* **SOURCE MATERIAL**
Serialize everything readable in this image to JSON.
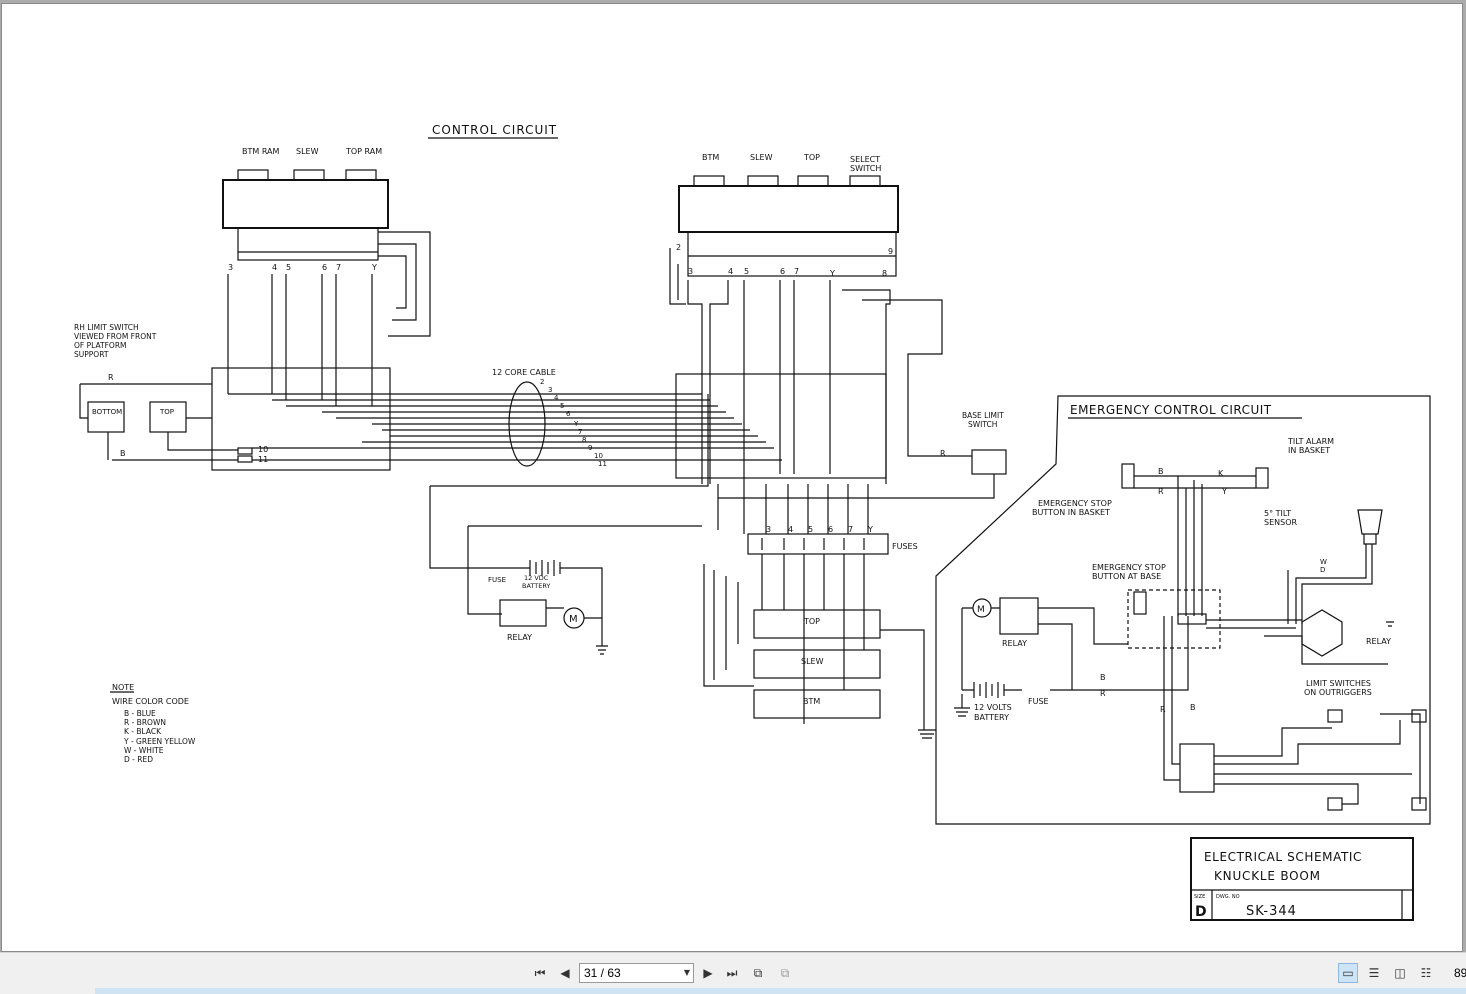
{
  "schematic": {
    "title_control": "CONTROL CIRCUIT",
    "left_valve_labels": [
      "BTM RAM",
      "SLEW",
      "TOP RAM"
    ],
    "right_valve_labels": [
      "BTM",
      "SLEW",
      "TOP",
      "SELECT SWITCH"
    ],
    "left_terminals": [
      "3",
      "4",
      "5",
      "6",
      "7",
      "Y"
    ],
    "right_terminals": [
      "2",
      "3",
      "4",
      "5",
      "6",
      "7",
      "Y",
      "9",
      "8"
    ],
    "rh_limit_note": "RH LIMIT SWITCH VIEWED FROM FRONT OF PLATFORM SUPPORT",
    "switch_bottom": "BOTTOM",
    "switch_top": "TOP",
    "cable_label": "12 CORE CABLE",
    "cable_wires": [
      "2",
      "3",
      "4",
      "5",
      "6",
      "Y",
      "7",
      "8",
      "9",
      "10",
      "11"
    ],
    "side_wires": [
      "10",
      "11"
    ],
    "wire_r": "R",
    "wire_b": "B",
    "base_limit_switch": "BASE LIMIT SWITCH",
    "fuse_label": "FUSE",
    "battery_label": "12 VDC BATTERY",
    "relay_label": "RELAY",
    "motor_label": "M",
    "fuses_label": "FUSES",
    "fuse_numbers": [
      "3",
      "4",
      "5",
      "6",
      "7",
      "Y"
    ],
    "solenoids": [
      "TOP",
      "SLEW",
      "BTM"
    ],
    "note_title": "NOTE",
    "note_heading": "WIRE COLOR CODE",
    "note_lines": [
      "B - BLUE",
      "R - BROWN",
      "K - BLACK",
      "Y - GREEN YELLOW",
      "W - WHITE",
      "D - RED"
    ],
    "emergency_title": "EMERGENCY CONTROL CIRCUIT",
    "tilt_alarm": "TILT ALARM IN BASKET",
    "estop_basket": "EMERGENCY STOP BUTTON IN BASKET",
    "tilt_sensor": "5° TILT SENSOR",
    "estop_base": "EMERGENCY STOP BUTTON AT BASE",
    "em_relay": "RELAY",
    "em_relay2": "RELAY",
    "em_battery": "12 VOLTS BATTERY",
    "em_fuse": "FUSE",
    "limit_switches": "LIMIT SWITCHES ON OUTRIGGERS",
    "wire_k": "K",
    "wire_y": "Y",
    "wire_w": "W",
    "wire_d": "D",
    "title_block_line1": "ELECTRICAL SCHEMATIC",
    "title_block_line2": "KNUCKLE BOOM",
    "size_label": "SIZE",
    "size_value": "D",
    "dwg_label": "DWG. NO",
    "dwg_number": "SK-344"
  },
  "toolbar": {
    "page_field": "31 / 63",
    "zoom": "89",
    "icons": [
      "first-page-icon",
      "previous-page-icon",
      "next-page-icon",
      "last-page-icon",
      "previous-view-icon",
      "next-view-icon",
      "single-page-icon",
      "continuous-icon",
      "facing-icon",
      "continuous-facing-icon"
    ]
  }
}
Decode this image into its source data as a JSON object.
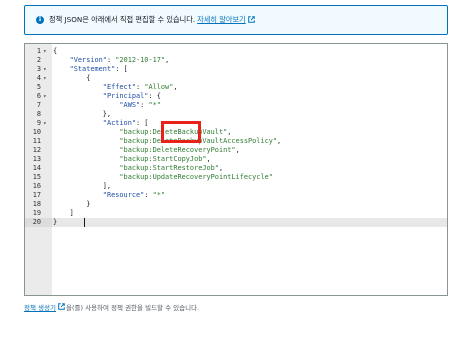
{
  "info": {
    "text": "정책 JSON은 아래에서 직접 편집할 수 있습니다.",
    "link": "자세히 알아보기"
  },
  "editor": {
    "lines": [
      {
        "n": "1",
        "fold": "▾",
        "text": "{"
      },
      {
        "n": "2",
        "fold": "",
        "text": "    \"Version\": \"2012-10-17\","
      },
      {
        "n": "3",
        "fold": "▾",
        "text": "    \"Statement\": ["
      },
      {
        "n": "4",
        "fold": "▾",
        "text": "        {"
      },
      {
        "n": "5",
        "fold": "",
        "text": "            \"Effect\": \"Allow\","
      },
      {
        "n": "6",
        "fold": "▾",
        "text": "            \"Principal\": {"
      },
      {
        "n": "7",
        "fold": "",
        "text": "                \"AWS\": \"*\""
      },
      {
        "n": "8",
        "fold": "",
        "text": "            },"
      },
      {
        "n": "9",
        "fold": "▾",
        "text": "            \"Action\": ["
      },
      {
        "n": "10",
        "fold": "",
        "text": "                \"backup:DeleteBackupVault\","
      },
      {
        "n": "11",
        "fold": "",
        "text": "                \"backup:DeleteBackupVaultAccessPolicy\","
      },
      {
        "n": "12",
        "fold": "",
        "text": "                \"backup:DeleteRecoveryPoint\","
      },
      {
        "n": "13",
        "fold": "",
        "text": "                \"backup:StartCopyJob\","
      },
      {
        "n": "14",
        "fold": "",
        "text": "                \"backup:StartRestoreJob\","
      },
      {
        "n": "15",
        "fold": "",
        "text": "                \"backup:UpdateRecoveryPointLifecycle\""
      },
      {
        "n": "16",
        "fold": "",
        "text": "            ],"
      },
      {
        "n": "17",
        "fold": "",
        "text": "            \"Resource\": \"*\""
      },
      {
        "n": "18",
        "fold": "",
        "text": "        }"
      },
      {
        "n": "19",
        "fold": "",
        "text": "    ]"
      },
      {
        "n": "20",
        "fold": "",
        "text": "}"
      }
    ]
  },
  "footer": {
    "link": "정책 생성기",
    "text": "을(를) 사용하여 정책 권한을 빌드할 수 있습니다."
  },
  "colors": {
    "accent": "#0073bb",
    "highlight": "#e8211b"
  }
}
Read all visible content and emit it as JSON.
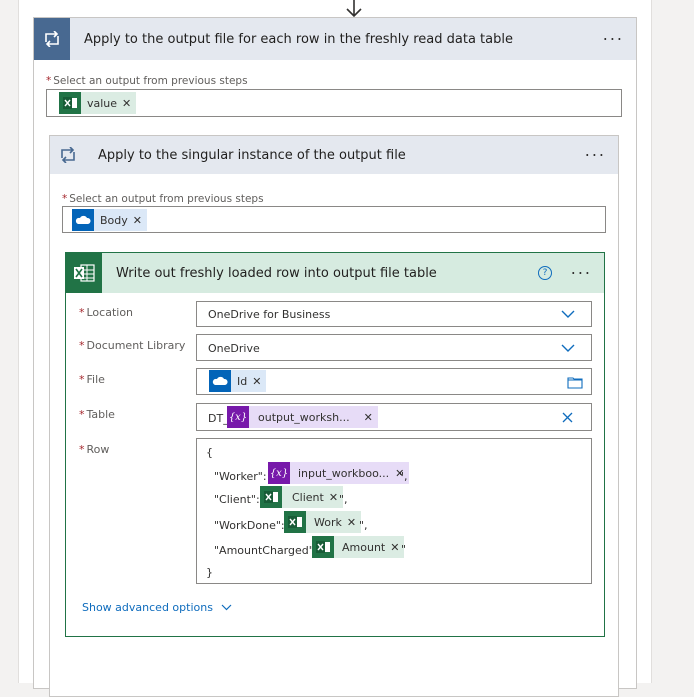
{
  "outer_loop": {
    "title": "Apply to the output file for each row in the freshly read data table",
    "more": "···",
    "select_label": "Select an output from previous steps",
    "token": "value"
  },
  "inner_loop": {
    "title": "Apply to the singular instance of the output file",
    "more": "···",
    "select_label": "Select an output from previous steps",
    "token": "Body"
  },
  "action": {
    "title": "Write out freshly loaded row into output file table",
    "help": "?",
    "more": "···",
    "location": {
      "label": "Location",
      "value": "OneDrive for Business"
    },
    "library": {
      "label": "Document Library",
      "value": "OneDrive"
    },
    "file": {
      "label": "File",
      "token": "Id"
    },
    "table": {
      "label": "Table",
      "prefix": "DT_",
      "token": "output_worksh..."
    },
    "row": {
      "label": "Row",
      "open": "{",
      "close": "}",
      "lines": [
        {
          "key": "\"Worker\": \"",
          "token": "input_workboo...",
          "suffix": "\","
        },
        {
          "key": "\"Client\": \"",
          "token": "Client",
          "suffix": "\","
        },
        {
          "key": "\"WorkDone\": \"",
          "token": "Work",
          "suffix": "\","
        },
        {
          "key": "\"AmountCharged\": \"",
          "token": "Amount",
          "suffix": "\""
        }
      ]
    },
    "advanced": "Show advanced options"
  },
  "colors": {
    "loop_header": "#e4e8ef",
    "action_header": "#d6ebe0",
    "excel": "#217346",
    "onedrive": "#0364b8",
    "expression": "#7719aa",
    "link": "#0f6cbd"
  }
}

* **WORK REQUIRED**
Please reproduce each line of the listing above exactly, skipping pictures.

* **ANSWER TO THE PROBLEM**
Serialize everything readable in this image to JSON.
{
  "schematic": {
    "title_control": "CONTROL CIRCUIT",
    "left_valve_labels": [
      "BTM RAM",
      "SLEW",
      "TOP RAM"
    ],
    "right_valve_labels": [
      "BTM",
      "SLEW",
      "TOP",
      "SELECT SWITCH"
    ],
    "left_terminals": [
      "3",
      "4",
      "5",
      "6",
      "7",
      "Y"
    ],
    "right_terminals": [
      "2",
      "3",
      "4",
      "5",
      "6",
      "7",
      "Y",
      "9",
      "8"
    ],
    "rh_limit_note": "RH LIMIT SWITCH VIEWED FROM FRONT OF PLATFORM SUPPORT",
    "switch_bottom": "BOTTOM",
    "switch_top": "TOP",
    "cable_label": "12 CORE CABLE",
    "cable_wires": [
      "2",
      "3",
      "4",
      "5",
      "6",
      "Y",
      "7",
      "8",
      "9",
      "10",
      "11"
    ],
    "side_wires": [
      "10",
      "11"
    ],
    "wire_r": "R",
    "wire_b": "B",
    "base_limit_switch": "BASE LIMIT SWITCH",
    "fuse_label": "FUSE",
    "battery_label": "12 VDC BATTERY",
    "relay_label": "RELAY",
    "motor_label": "M",
    "fuses_label": "FUSES",
    "fuse_numbers": [
      "3",
      "4",
      "5",
      "6",
      "7",
      "Y"
    ],
    "solenoids": [
      "TOP",
      "SLEW",
      "BTM"
    ],
    "note_title": "NOTE",
    "note_heading": "WIRE COLOR CODE",
    "note_lines": [
      "B - BLUE",
      "R - BROWN",
      "K - BLACK",
      "Y - GREEN YELLOW",
      "W - WHITE",
      "D - RED"
    ],
    "emergency_title": "EMERGENCY CONTROL CIRCUIT",
    "tilt_alarm": "TILT ALARM IN BASKET",
    "estop_basket": "EMERGENCY STOP BUTTON IN BASKET",
    "tilt_sensor": "5° TILT SENSOR",
    "estop_base": "EMERGENCY STOP BUTTON AT BASE",
    "em_relay": "RELAY",
    "em_relay2": "RELAY",
    "em_battery": "12 VOLTS BATTERY",
    "em_fuse": "FUSE",
    "limit_switches": "LIMIT SWITCHES ON OUTRIGGERS",
    "wire_k": "K",
    "wire_y": "Y",
    "wire_w": "W",
    "wire_d": "D",
    "title_block_line1": "ELECTRICAL SCHEMATIC",
    "title_block_line2": "KNUCKLE BOOM",
    "size_label": "SIZE",
    "size_value": "D",
    "dwg_label": "DWG. NO",
    "dwg_number": "SK-344"
  },
  "toolbar": {
    "page_field": "31 / 63",
    "zoom": "89",
    "icons": [
      "first-page-icon",
      "previous-page-icon",
      "next-page-icon",
      "last-page-icon",
      "previous-view-icon",
      "next-view-icon",
      "single-page-icon",
      "continuous-icon",
      "facing-icon",
      "continuous-facing-icon"
    ]
  }
}
Decode this image into its source data as a JSON object.
{
  "info": {
    "text": "정책 JSON은 아래에서 직접 편집할 수 있습니다.",
    "link": "자세히 알아보기"
  },
  "editor": {
    "lines": [
      {
        "n": "1",
        "fold": "▾",
        "text": "{"
      },
      {
        "n": "2",
        "fold": "",
        "text": "    \"Version\": \"2012-10-17\","
      },
      {
        "n": "3",
        "fold": "▾",
        "text": "    \"Statement\": ["
      },
      {
        "n": "4",
        "fold": "▾",
        "text": "        {"
      },
      {
        "n": "5",
        "fold": "",
        "text": "            \"Effect\": \"Allow\","
      },
      {
        "n": "6",
        "fold": "▾",
        "text": "            \"Principal\": {"
      },
      {
        "n": "7",
        "fold": "",
        "text": "                \"AWS\": \"*\""
      },
      {
        "n": "8",
        "fold": "",
        "text": "            },"
      },
      {
        "n": "9",
        "fold": "▾",
        "text": "            \"Action\": ["
      },
      {
        "n": "10",
        "fold": "",
        "text": "                \"backup:DeleteBackupVault\","
      },
      {
        "n": "11",
        "fold": "",
        "text": "                \"backup:DeleteBackupVaultAccessPolicy\","
      },
      {
        "n": "12",
        "fold": "",
        "text": "                \"backup:DeleteRecoveryPoint\","
      },
      {
        "n": "13",
        "fold": "",
        "text": "                \"backup:StartCopyJob\","
      },
      {
        "n": "14",
        "fold": "",
        "text": "                \"backup:StartRestoreJob\","
      },
      {
        "n": "15",
        "fold": "",
        "text": "                \"backup:UpdateRecoveryPointLifecycle\""
      },
      {
        "n": "16",
        "fold": "",
        "text": "            ],"
      },
      {
        "n": "17",
        "fold": "",
        "text": "            \"Resource\": \"*\""
      },
      {
        "n": "18",
        "fold": "",
        "text": "        }"
      },
      {
        "n": "19",
        "fold": "",
        "text": "    ]"
      },
      {
        "n": "20",
        "fold": "",
        "text": "}"
      }
    ]
  },
  "footer": {
    "link": "정책 생성기",
    "text": "을(를) 사용하여 정책 권한을 빌드할 수 있습니다."
  },
  "colors": {
    "accent": "#0073bb",
    "highlight": "#e8211b"
  }
}
Read all visible content and emit it as JSON.
{
  "outer_loop": {
    "title": "Apply to the output file for each row in the freshly read data table",
    "more": "···",
    "select_label": "Select an output from previous steps",
    "token": "value"
  },
  "inner_loop": {
    "title": "Apply to the singular instance of the output file",
    "more": "···",
    "select_label": "Select an output from previous steps",
    "token": "Body"
  },
  "action": {
    "title": "Write out freshly loaded row into output file table",
    "help": "?",
    "more": "···",
    "location": {
      "label": "Location",
      "value": "OneDrive for Business"
    },
    "library": {
      "label": "Document Library",
      "value": "OneDrive"
    },
    "file": {
      "label": "File",
      "token": "Id"
    },
    "table": {
      "label": "Table",
      "prefix": "DT_",
      "token": "output_worksh..."
    },
    "row": {
      "label": "Row",
      "open": "{",
      "close": "}",
      "lines": [
        {
          "key": "\"Worker\": \"",
          "token": "input_workboo...",
          "suffix": "\","
        },
        {
          "key": "\"Client\": \"",
          "token": "Client",
          "suffix": "\","
        },
        {
          "key": "\"WorkDone\": \"",
          "token": "Work",
          "suffix": "\","
        },
        {
          "key": "\"AmountCharged\": \"",
          "token": "Amount",
          "suffix": "\""
        }
      ]
    },
    "advanced": "Show advanced options"
  },
  "colors": {
    "loop_header": "#e4e8ef",
    "action_header": "#d6ebe0",
    "excel": "#217346",
    "onedrive": "#0364b8",
    "expression": "#7719aa",
    "link": "#0f6cbd"
  }
}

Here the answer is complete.